(WHAT TO WORK ON) Your task is to filter the data below down to the lines holding "Microsoft".

(EXERCISE INPUTS)
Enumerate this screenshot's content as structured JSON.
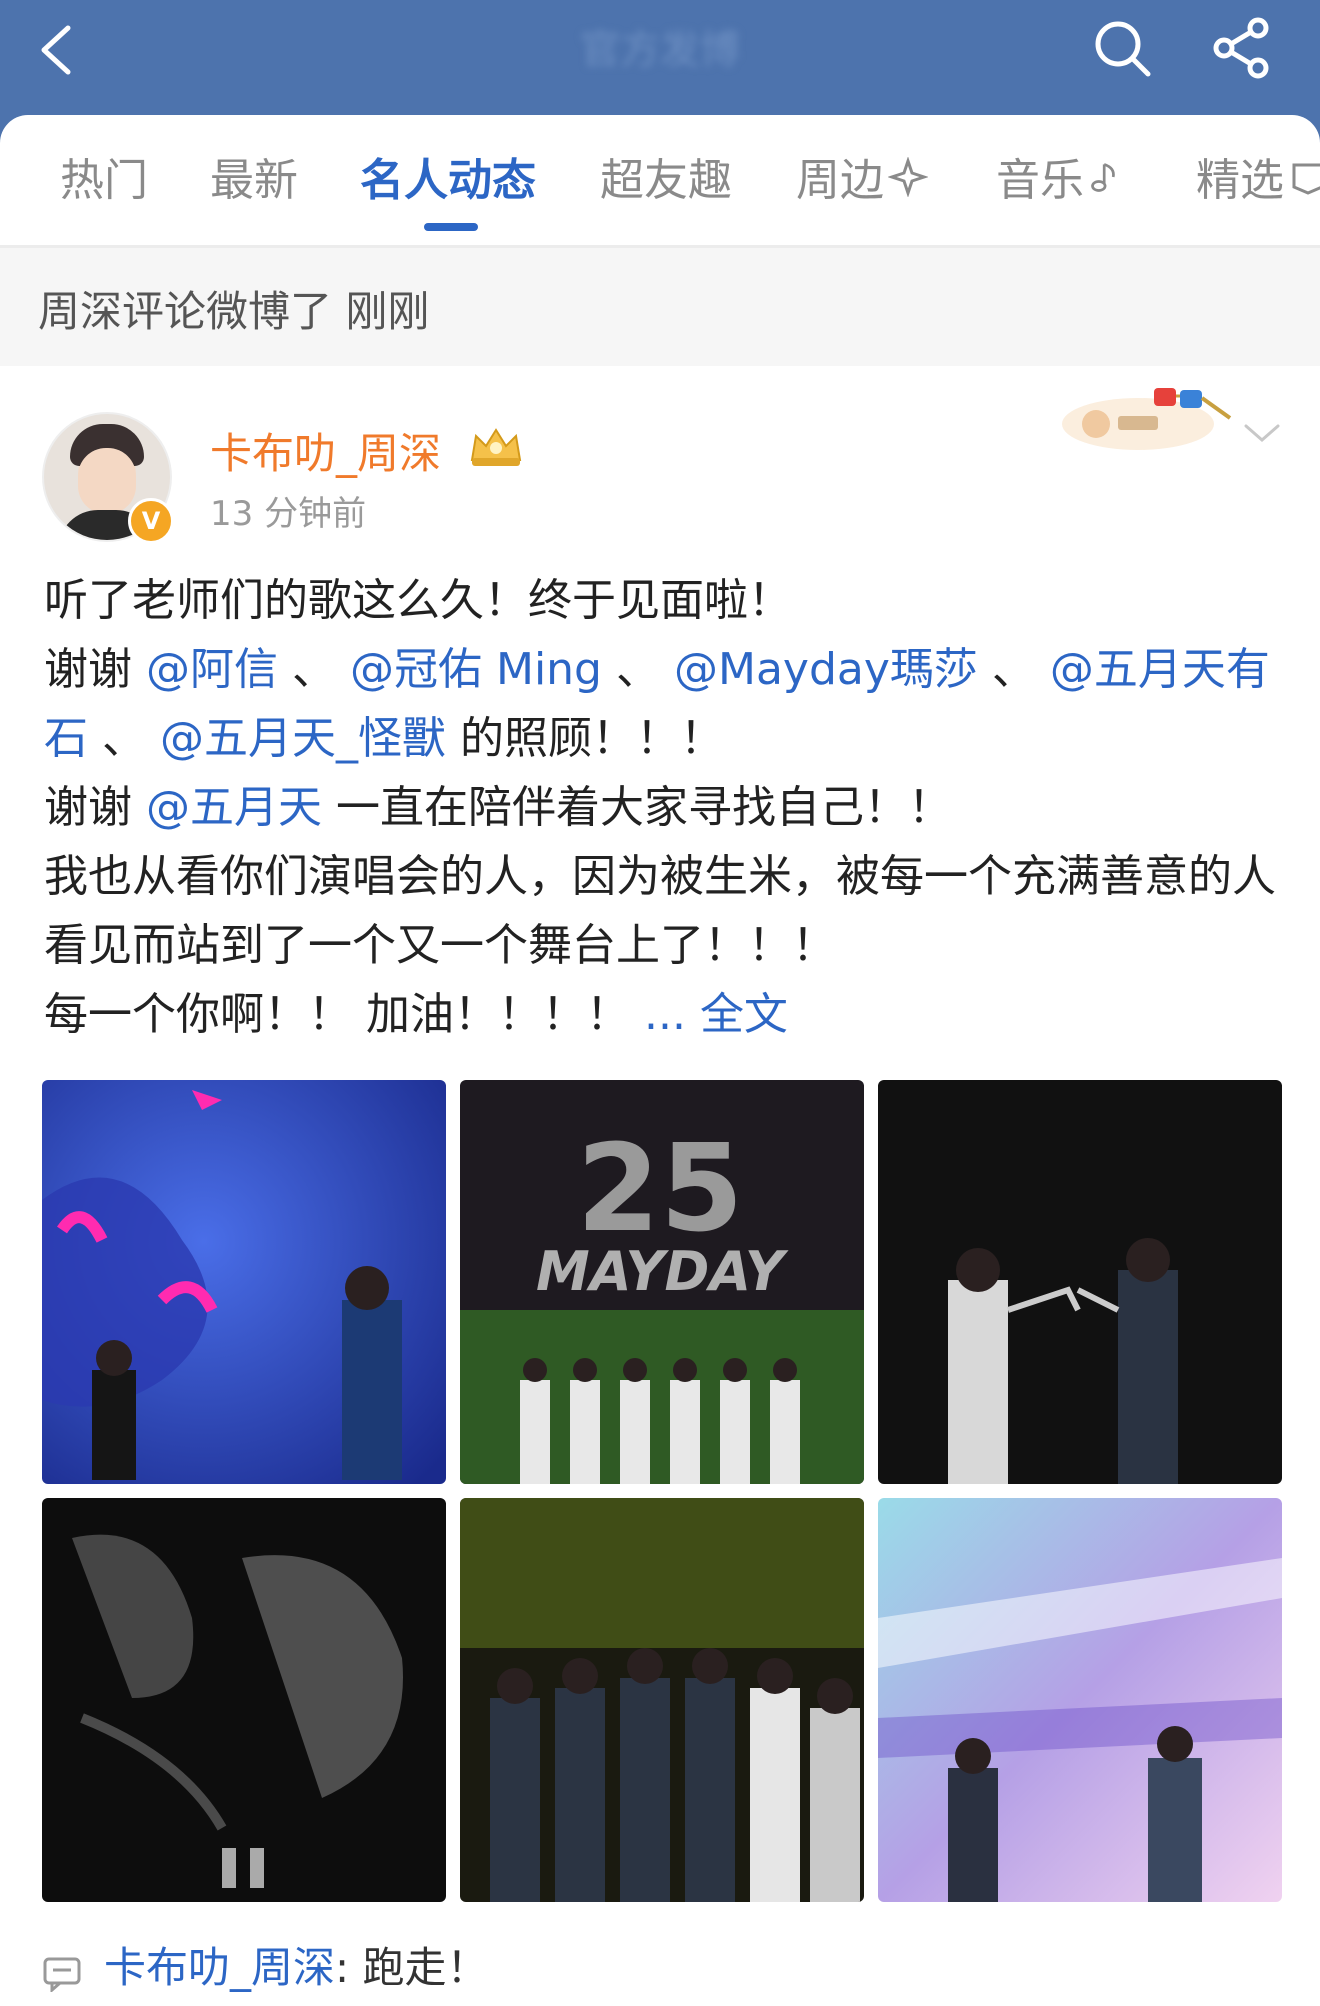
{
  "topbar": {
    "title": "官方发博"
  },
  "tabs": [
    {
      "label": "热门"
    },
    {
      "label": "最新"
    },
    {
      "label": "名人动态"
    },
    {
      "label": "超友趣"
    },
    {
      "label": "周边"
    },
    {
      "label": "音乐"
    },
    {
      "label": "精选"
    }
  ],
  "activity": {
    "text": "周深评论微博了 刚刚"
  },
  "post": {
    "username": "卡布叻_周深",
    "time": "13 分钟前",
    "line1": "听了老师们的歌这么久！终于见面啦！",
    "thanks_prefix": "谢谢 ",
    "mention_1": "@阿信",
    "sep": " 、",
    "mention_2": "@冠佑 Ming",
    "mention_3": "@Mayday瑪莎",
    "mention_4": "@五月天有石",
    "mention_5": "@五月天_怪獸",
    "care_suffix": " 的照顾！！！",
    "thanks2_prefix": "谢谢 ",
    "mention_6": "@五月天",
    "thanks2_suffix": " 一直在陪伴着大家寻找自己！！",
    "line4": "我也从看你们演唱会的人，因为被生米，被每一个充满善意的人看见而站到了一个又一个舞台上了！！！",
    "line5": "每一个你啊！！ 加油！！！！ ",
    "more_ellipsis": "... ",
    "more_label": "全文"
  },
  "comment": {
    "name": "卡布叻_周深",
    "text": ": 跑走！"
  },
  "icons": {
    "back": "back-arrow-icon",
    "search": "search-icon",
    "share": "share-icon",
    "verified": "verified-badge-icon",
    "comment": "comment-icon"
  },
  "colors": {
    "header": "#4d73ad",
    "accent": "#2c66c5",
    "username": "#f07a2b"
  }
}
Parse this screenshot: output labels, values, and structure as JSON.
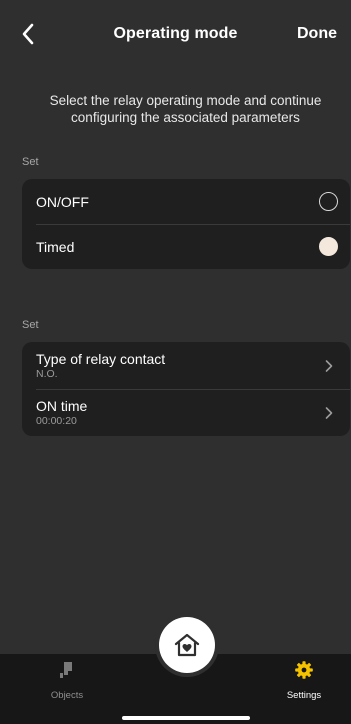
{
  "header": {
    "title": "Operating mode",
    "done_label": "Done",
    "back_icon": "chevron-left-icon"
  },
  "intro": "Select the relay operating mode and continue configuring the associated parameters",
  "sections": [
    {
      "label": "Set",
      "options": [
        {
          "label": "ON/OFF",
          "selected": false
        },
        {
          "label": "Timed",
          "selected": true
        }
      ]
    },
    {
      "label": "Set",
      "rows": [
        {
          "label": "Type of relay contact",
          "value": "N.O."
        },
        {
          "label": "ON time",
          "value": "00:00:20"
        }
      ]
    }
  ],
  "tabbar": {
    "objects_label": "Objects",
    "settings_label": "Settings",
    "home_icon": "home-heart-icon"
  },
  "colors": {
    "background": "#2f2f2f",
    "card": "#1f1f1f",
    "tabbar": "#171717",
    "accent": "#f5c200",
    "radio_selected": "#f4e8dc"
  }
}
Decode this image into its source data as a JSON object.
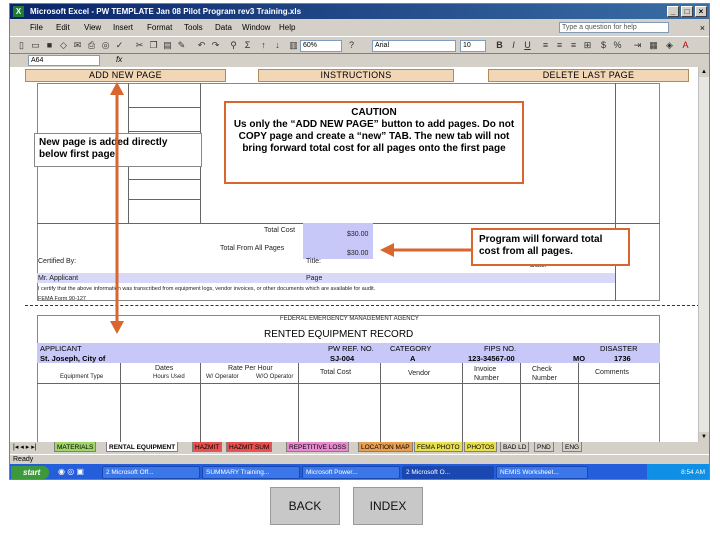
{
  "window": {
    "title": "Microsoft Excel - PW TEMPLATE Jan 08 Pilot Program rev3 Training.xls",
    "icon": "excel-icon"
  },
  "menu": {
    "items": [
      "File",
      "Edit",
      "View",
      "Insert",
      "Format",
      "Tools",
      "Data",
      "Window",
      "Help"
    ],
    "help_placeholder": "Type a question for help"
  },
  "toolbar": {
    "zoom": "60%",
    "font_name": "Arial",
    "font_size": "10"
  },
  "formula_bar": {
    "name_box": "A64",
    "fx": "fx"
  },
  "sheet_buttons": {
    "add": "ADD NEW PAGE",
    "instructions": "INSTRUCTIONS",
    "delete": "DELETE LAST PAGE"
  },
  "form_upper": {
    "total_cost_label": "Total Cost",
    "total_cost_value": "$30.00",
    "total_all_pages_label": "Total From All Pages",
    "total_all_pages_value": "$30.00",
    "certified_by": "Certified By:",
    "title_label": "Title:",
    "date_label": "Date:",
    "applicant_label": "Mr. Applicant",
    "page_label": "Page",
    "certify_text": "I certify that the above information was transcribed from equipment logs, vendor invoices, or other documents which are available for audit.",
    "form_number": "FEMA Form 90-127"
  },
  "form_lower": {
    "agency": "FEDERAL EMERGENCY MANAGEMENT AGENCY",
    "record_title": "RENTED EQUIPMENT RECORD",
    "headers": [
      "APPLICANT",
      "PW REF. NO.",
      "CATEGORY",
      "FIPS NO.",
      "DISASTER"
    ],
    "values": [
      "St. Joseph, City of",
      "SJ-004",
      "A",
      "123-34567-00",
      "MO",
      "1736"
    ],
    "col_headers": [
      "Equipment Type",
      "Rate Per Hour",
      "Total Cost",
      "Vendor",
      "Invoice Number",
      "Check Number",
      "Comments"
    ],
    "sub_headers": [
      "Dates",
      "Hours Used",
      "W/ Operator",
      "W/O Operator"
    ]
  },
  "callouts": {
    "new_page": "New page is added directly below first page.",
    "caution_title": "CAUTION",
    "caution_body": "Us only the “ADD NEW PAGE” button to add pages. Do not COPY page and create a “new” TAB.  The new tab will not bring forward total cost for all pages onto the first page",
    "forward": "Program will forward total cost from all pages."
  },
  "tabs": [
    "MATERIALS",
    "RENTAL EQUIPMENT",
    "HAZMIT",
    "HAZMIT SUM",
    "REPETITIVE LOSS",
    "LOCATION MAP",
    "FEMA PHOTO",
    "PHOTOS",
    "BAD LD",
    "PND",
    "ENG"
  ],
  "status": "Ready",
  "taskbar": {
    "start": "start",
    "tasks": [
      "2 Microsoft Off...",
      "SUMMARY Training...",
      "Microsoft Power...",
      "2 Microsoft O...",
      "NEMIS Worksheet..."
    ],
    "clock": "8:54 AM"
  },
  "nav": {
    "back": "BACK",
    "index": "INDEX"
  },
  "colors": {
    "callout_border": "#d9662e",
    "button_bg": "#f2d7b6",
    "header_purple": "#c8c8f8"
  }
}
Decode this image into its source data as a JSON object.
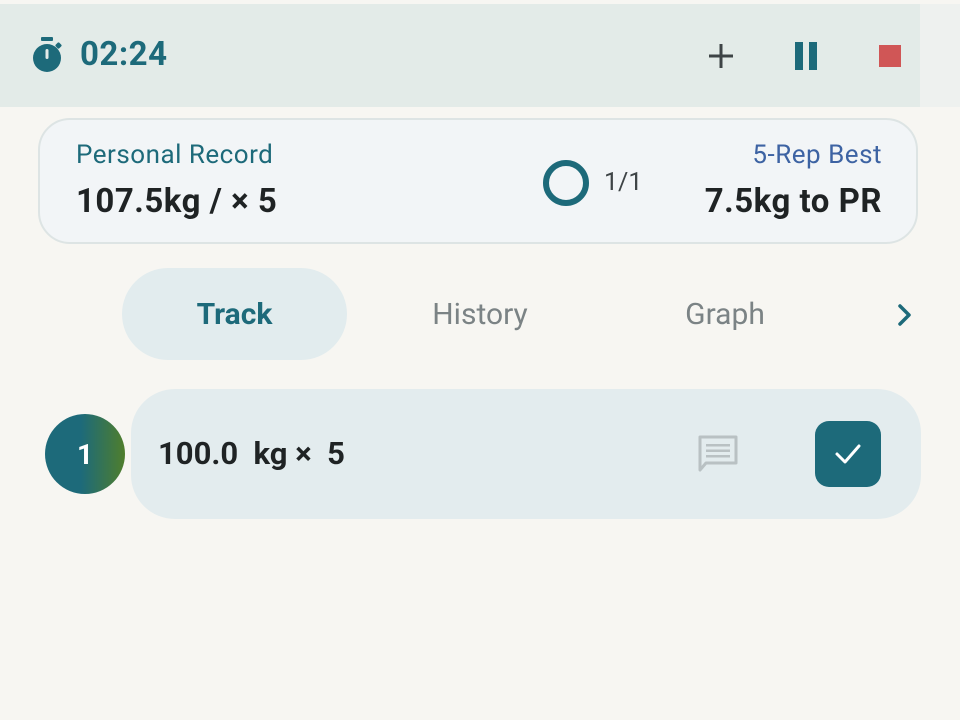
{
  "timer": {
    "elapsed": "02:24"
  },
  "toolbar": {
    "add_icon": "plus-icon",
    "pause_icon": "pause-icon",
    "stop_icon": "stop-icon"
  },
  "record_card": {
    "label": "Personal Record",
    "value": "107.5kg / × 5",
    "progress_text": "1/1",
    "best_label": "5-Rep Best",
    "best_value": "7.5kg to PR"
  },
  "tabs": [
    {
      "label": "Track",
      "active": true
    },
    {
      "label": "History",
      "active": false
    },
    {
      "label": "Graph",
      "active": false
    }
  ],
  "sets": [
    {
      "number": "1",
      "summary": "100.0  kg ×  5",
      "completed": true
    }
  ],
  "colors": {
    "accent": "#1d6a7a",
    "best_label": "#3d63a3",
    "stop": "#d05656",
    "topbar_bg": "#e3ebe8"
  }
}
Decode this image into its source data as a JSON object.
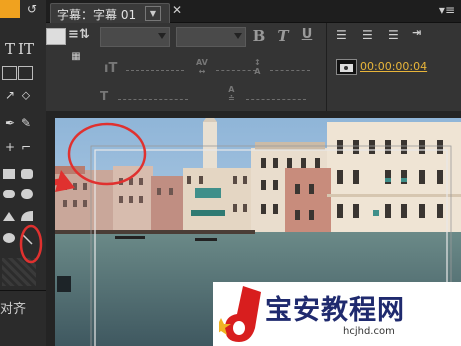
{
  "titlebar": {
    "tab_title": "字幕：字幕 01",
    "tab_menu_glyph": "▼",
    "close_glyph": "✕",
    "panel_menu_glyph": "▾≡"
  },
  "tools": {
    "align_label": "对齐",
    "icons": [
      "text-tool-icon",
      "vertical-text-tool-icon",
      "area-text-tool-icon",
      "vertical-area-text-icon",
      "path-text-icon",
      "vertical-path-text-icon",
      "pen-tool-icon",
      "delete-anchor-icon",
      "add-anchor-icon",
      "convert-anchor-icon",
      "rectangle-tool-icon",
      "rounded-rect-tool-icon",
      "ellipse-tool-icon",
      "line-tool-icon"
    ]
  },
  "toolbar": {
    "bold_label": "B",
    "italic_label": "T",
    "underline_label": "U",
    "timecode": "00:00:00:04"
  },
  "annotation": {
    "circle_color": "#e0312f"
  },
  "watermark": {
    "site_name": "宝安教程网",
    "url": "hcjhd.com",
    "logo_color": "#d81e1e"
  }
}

(RESULT FOR THIS EXERCISE)
    "title": "Microsoft Excel - PW TEMPLATE Jan 08 Pilot Program rev3 Training.xls",
      "2 Microsoft Off...",
      "Microsoft Power...",
      "2 Microsoft O...",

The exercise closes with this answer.